Arun Local Plan – a vision for thousands of new homes – approved by Government inspector

Arun Civic Centre, Littlehampton ENGSUS00120130418113852
Arun Civic Centre, Littlehampton ENGSUS00120130418113852

Arun District Council’s local plan – which sets out a vision for thousands of new homes across the district in the coming years – has today been given the backing of a Government inspector (Thursday, July 5).

Councillors were informed in an email this morning by cabinet member for planning John Charles that inspector Mark Dakeyne had approved the major housing and regeneration blueprint.

Mr Charles said the plan had been found legally ‘sound’ – but Mr Dakeyne’s final report confirmed it would only be so after a series of modifications to the document submitted at a public examination last year.

The email to councillors stated: “Earlier this morning I received a communication from the planning inspector regarding our local plan.

“It is with great pleasure that I inform you that it has been found sound (approved).

“Full information will be provided with the full council agenda and any debate can be held at the meeting on the 18th July.

“I wish to formally thank all members of staff, both past and present, involved in the formation of the local plan.”

The plan has been years in the making, courting controversy every step of the way.

Numerous setbacks saw the plan’s progress delayed, with government targets for housebuilding creeping ever higher in the background.

The plan, covering the period 2011 to 2031, was initially submitted for examination by a Government inspector in 2015.

Back then, the annual target for building new homes was 580 – but the figure rose to 641 later in the year after new population statistics were released.

The plans’ progress was suspended in July, 2015, when an inspector recommended more work was required, particularly around the amount of homes the district should accommodate.

When the latest version of the plan came before the inspector in September of last year, Arun proposed a new target of 1,000 homes per annum – 20,000 over the plan period.

The plan does not mean planning permission will be automatically granted for any major housing project but it does set out how Arun could achieve the overall target.

It includes a vision for thousands of homes for the likes of Bersted, Pagham, Barnham, Eastergate and Westergate, among others.

Littlehampton’s West Bank is also earmarked for around 1,000 homes.

Reacting to today’s development, Bognor Regis Liberal Democrat councillor Francis Oppler said: “There is nothing to celebrate or be happy about. It is an earthquake.

“I would urge councillors and members of the community to continue to fight these proposals that are not good for Arun and Bognor Regis and we will have to do our best to stop them.”

Littlehampton town councillor Derrick Chester, who attended last year’s public examination, said he was digesting the detailed, 41-page inspector’s report.

But on initial inspection, he said the proposed modifications ‘looked positive’ and indicated Mr Dakeyene had listened to some of the points made during the hearings. This was despite all the proposed major housing allocations being deemed suitable, he said.

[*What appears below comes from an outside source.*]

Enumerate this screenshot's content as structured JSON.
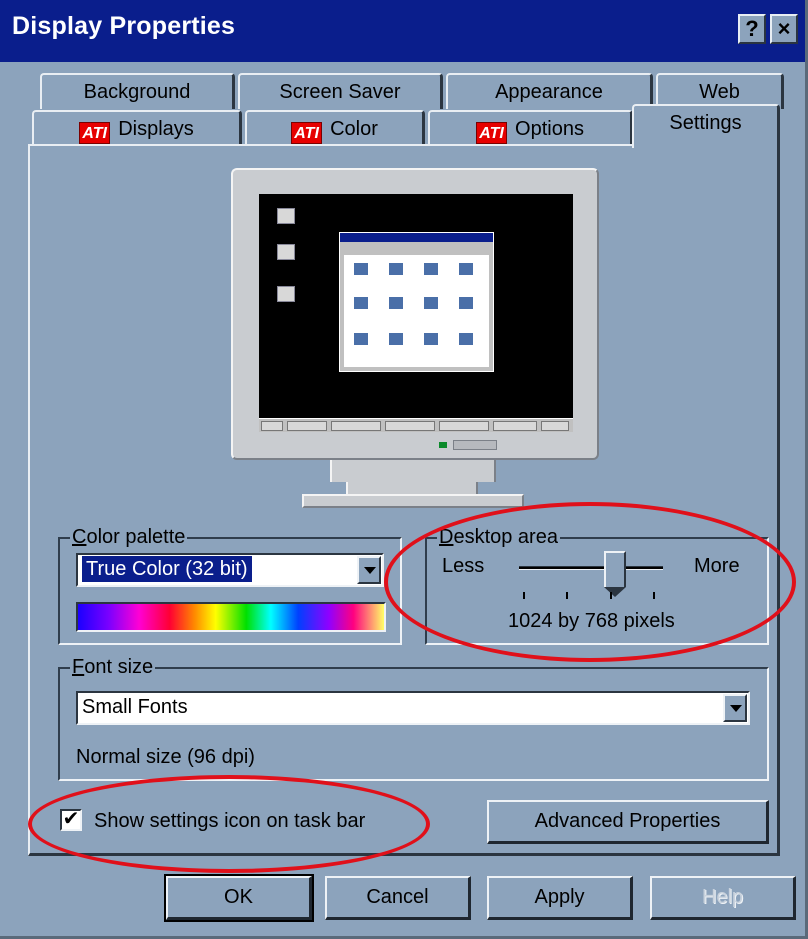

The council said the inspector’s final report is available online at www.arun.gov.uk/post-hearings-2017-including-main-modifications

In an official statement, Mr Charles said: “A huge amount of work has gone into creating the Arun Local Plan and I am delighted at the comments from the inspector. It is indeed an achievement and although there are likely to be challenges

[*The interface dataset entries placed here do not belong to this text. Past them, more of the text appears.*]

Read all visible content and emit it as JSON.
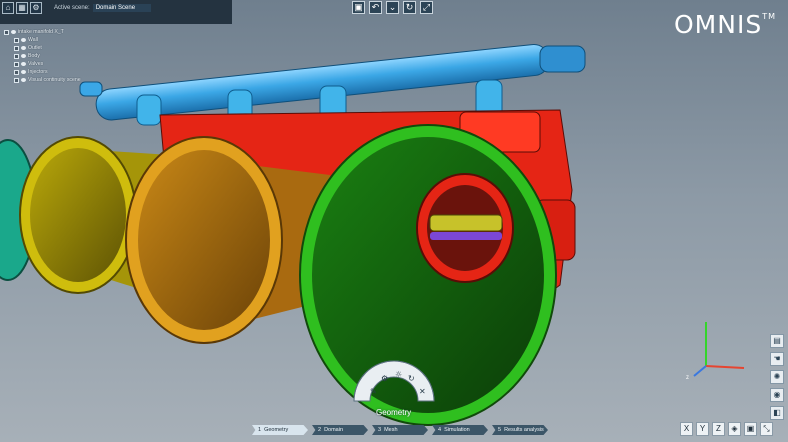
{
  "toolbar": {
    "active_scene_label": "Active scene:",
    "active_scene_value": "Domain Scene"
  },
  "tree": {
    "root": "intake manifold X_T",
    "items": [
      "Wall",
      "Outlet",
      "Body",
      "Valves",
      "Injectors",
      "Visual continuity scene"
    ]
  },
  "brand": {
    "name": "OMNIS",
    "mark": "TM"
  },
  "radial": {
    "mode_label": "Geometry"
  },
  "wizard": {
    "steps": [
      {
        "label": "Geometry",
        "state": "active"
      },
      {
        "label": "Domain",
        "state": "pending"
      },
      {
        "label": "Mesh",
        "state": "pending"
      },
      {
        "label": "Simulation",
        "state": "pending"
      },
      {
        "label": "Results analysis",
        "state": "pending"
      }
    ]
  },
  "view_axes": {
    "x": "X",
    "y": "Y",
    "z": "Z"
  },
  "colors": {
    "rail": "#3ba7e6",
    "bell_cyan": "#20c7a4",
    "bell_yellow": "#d8c40d",
    "bell_orange": "#e1a11f",
    "bell_green": "#2fbf1f",
    "body_red": "#e52515",
    "injector": "#41b4ea",
    "background_top": "#6f7f8e",
    "background_bottom": "#a7b0b8"
  }
}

along the way, we have a solid Plan to guide us and clear targets to aim for.”

Without an updated local plan in place, Arun has faced difficulty in resisting numerous contentious developments. Some of its key planning policies were deemed out of date because the council could not meet its obligations to demonstrate it had the required supply of land to meet housebuilding demands.

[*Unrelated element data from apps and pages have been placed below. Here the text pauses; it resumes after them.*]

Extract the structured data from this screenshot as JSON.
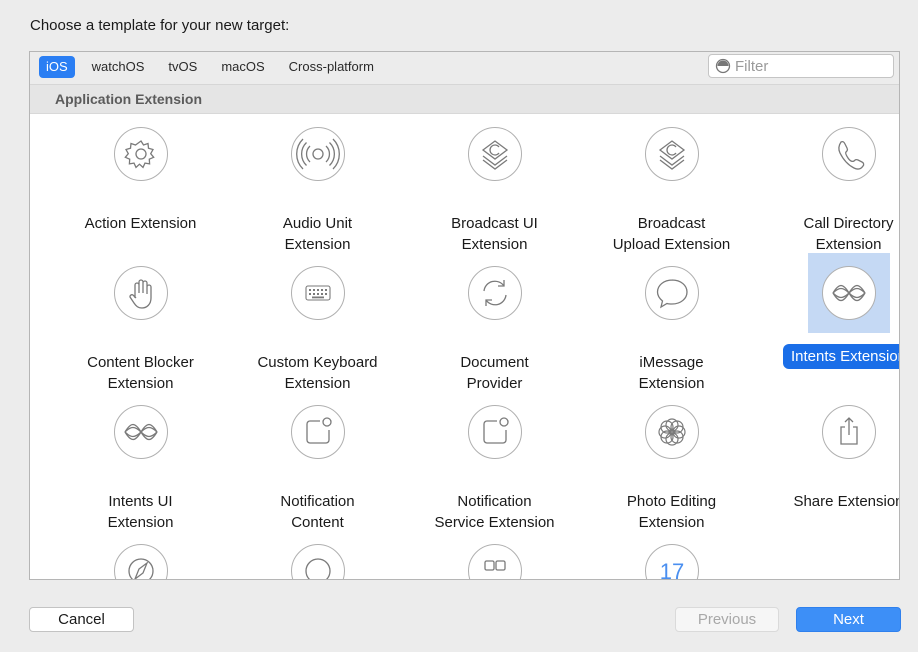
{
  "heading": "Choose a template for your new target:",
  "platform_tabs": [
    {
      "label": "iOS",
      "active": true
    },
    {
      "label": "watchOS",
      "active": false
    },
    {
      "label": "tvOS",
      "active": false
    },
    {
      "label": "macOS",
      "active": false
    },
    {
      "label": "Cross-platform",
      "active": false
    }
  ],
  "filter": {
    "placeholder": "Filter",
    "icon": "filter-icon"
  },
  "section_title": "Application Extension",
  "templates": [
    {
      "line1": "Action Extension",
      "line2": "",
      "icon": "gear-icon"
    },
    {
      "line1": "Audio Unit",
      "line2": "Extension",
      "icon": "audio-waves-icon"
    },
    {
      "line1": "Broadcast UI",
      "line2": "Extension",
      "icon": "broadcast-stack-icon"
    },
    {
      "line1": "Broadcast",
      "line2": "Upload Extension",
      "icon": "broadcast-stack-icon"
    },
    {
      "line1": "Call Directory",
      "line2": "Extension",
      "icon": "phone-icon"
    },
    {
      "line1": "Content Blocker",
      "line2": "Extension",
      "icon": "hand-icon"
    },
    {
      "line1": "Custom Keyboard",
      "line2": "Extension",
      "icon": "keyboard-icon"
    },
    {
      "line1": "Document",
      "line2": "Provider",
      "icon": "refresh-arrows-icon"
    },
    {
      "line1": "iMessage",
      "line2": "Extension",
      "icon": "speech-bubble-icon"
    },
    {
      "line1": "Intents Extension",
      "line2": "",
      "icon": "siri-waves-icon",
      "selected": true
    },
    {
      "line1": "Intents UI",
      "line2": "Extension",
      "icon": "siri-waves-icon"
    },
    {
      "line1": "Notification",
      "line2": "Content",
      "icon": "notification-icon"
    },
    {
      "line1": "Notification",
      "line2": "Service Extension",
      "icon": "notification-icon"
    },
    {
      "line1": "Photo Editing",
      "line2": "Extension",
      "icon": "flower-icon"
    },
    {
      "line1": "Share Extension",
      "line2": "",
      "icon": "share-icon"
    },
    {
      "line1": "",
      "line2": "",
      "icon": "safari-icon"
    },
    {
      "line1": "",
      "line2": "",
      "icon": "circle-icon"
    },
    {
      "line1": "",
      "line2": "",
      "icon": "grid-squares-icon"
    },
    {
      "line1": "",
      "line2": "",
      "icon": "calendar-icon",
      "icon_text": "17"
    }
  ],
  "buttons": {
    "cancel": "Cancel",
    "previous": "Previous",
    "next": "Next"
  },
  "colors": {
    "accent": "#2a7ef3",
    "selection_bg": "#c5d9f4",
    "selection_label": "#1a6ee8",
    "icon_stroke": "#7a7a7a"
  }
}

Supporters of the plan have noted its adoption would provide Arun with greater control in deciding where building is – and is not – suitable.